Task goal:
Across the records that follow, how many lines contain the string "Visibility"? Answer with the number only.

[Saved entries]
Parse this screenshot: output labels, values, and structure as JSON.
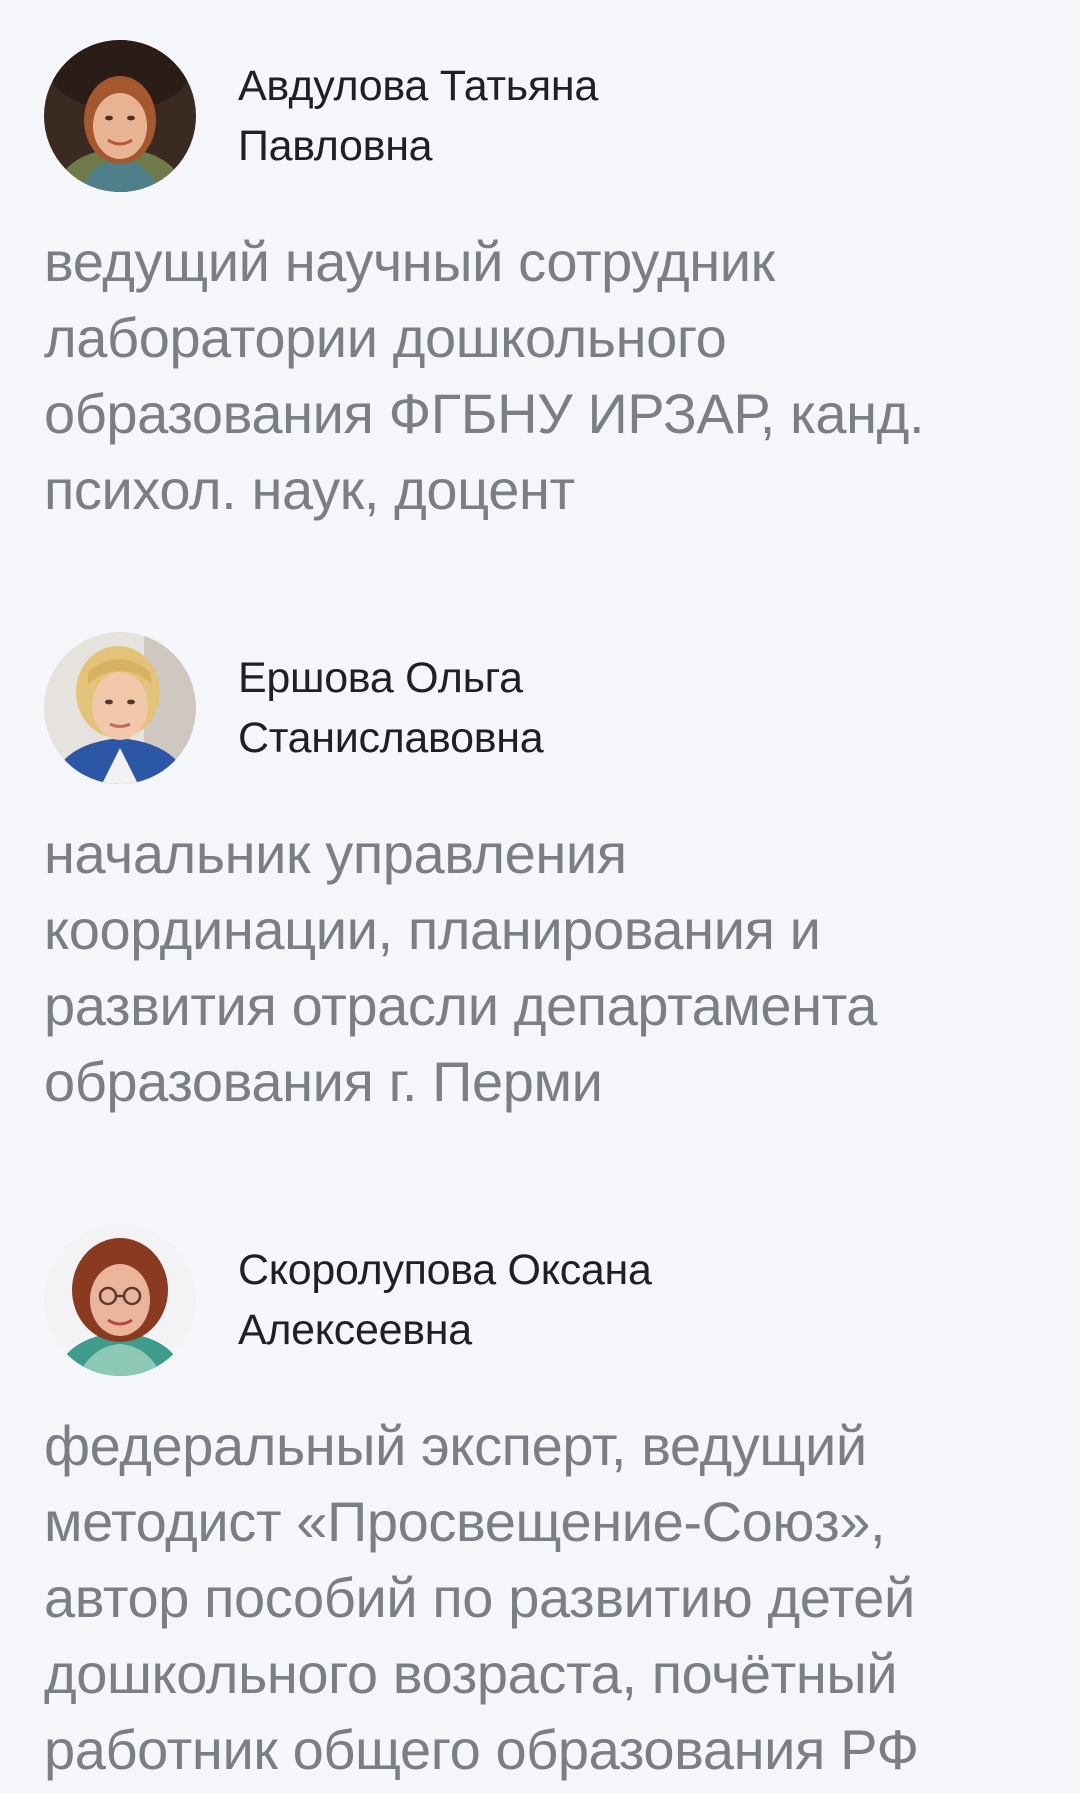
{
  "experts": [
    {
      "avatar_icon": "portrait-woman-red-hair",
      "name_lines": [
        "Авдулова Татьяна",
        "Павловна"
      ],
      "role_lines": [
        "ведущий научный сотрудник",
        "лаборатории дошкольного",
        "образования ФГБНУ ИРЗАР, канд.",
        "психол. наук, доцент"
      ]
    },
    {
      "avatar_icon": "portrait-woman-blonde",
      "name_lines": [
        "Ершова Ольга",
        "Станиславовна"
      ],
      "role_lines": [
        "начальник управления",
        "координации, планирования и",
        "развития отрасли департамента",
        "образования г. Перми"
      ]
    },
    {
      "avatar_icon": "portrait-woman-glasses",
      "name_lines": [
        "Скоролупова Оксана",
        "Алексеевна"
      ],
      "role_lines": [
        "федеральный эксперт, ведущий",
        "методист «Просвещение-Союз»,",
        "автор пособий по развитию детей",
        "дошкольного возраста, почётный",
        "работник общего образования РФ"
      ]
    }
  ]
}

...

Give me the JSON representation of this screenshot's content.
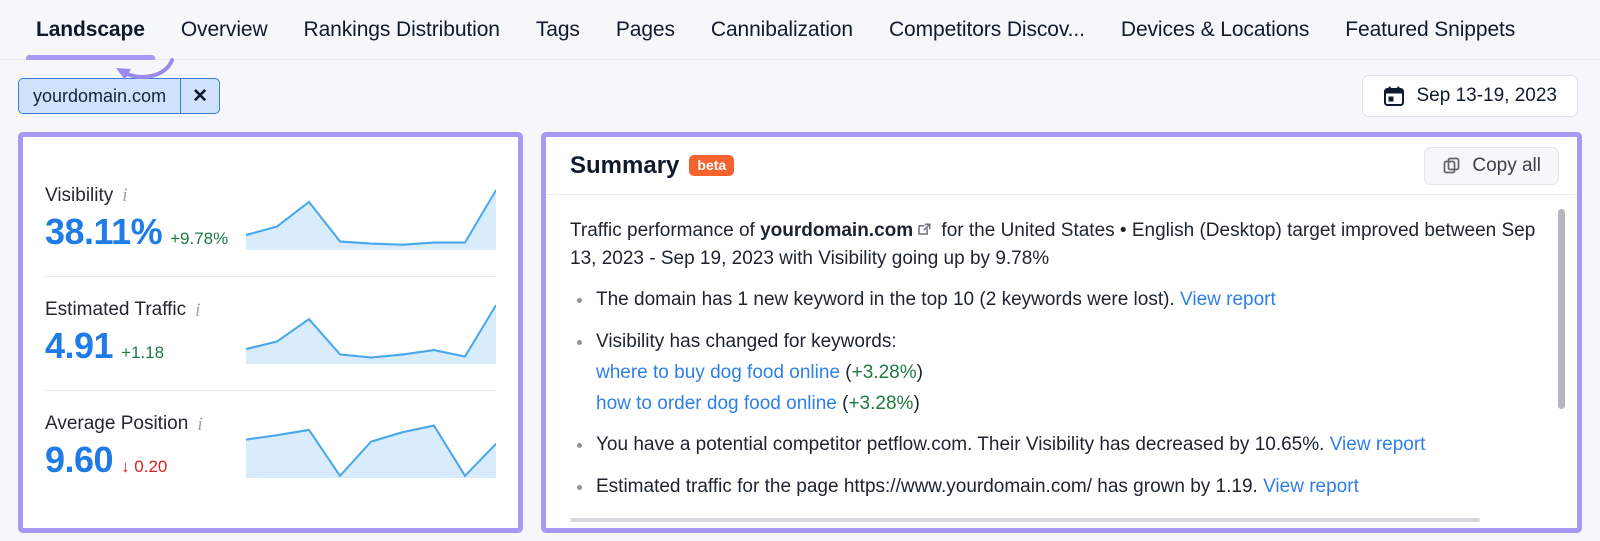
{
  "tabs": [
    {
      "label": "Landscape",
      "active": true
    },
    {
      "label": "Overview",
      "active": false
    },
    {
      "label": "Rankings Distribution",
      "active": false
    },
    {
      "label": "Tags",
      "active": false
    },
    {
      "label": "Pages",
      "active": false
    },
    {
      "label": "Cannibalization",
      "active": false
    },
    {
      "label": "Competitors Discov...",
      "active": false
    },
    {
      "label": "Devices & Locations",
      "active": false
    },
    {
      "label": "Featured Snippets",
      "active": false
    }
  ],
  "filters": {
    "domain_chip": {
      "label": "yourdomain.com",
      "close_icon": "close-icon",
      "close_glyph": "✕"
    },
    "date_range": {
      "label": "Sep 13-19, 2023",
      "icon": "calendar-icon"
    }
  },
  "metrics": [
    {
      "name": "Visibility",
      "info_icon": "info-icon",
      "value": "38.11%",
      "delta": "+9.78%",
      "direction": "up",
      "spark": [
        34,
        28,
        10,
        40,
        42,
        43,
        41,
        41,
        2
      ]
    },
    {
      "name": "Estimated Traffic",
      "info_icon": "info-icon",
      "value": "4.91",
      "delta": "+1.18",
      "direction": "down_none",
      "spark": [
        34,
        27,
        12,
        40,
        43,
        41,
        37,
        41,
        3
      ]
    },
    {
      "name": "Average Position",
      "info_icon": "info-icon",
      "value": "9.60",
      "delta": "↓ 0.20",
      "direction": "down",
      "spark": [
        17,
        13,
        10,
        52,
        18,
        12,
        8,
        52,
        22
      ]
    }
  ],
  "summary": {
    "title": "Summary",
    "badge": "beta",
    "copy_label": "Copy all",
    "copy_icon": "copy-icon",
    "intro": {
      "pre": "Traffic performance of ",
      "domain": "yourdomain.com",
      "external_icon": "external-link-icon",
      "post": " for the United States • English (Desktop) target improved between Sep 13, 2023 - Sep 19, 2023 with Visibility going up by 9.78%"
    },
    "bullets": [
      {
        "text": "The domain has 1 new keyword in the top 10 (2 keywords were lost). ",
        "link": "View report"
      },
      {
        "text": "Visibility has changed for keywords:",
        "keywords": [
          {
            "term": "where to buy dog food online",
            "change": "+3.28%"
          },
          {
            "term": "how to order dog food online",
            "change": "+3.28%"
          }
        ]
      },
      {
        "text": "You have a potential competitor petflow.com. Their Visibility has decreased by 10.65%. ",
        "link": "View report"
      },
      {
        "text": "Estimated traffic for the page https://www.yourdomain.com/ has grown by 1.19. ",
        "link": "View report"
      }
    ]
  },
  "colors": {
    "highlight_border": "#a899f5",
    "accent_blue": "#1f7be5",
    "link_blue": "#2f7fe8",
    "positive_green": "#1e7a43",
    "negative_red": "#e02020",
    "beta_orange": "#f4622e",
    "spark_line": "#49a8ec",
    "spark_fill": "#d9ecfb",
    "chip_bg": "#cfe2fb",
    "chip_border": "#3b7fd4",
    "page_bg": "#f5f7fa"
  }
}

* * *

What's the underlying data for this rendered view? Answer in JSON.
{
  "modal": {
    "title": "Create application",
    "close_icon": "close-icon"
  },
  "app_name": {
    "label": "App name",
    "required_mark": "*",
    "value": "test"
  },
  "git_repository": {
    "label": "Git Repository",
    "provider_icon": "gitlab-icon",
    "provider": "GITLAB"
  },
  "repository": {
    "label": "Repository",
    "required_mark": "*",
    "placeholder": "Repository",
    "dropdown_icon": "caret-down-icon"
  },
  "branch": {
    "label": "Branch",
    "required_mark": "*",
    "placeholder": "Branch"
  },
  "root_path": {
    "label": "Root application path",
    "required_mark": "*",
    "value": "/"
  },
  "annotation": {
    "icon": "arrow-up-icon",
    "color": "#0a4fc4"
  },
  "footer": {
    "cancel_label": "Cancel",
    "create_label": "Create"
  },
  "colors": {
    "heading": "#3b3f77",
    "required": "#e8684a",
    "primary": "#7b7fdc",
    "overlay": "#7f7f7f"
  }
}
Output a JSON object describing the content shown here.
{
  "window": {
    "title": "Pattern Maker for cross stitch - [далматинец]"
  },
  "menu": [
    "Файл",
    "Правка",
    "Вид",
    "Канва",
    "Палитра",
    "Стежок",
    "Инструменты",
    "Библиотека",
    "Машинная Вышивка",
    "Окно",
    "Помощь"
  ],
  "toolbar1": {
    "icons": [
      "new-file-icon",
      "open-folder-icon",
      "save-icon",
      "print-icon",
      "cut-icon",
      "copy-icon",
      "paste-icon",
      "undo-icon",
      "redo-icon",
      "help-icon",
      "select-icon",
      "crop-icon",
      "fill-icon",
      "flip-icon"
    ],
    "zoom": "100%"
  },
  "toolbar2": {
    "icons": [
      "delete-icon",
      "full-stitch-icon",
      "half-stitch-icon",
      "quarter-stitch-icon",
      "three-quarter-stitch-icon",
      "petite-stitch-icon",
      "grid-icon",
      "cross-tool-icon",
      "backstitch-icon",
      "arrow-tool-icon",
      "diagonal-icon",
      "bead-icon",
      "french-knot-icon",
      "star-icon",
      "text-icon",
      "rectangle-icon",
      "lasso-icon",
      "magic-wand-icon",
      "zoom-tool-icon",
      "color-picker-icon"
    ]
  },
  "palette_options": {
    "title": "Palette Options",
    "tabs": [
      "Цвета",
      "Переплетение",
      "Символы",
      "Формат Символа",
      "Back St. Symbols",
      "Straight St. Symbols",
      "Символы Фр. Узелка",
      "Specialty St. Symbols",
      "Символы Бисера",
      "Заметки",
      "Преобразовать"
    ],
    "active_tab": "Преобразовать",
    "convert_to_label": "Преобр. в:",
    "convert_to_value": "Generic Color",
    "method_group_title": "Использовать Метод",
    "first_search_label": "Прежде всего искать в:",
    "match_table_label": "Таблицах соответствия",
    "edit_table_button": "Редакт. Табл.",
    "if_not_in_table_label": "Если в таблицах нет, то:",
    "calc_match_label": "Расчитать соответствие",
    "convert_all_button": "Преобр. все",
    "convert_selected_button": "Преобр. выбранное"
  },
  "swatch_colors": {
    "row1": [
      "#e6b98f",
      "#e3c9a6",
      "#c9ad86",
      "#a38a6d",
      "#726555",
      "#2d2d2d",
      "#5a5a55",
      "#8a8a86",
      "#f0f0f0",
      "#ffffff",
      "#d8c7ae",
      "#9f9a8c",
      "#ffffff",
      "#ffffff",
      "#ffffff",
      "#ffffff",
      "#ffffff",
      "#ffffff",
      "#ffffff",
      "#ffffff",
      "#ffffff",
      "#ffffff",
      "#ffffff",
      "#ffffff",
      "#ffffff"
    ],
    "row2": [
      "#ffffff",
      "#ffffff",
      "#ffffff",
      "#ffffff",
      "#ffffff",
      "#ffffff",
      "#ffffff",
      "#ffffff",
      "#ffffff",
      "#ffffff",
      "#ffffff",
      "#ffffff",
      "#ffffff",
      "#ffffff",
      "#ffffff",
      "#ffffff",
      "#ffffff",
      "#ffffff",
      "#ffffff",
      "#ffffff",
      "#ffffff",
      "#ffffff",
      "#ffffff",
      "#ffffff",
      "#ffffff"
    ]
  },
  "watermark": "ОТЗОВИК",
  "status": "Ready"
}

Solution for this task:
4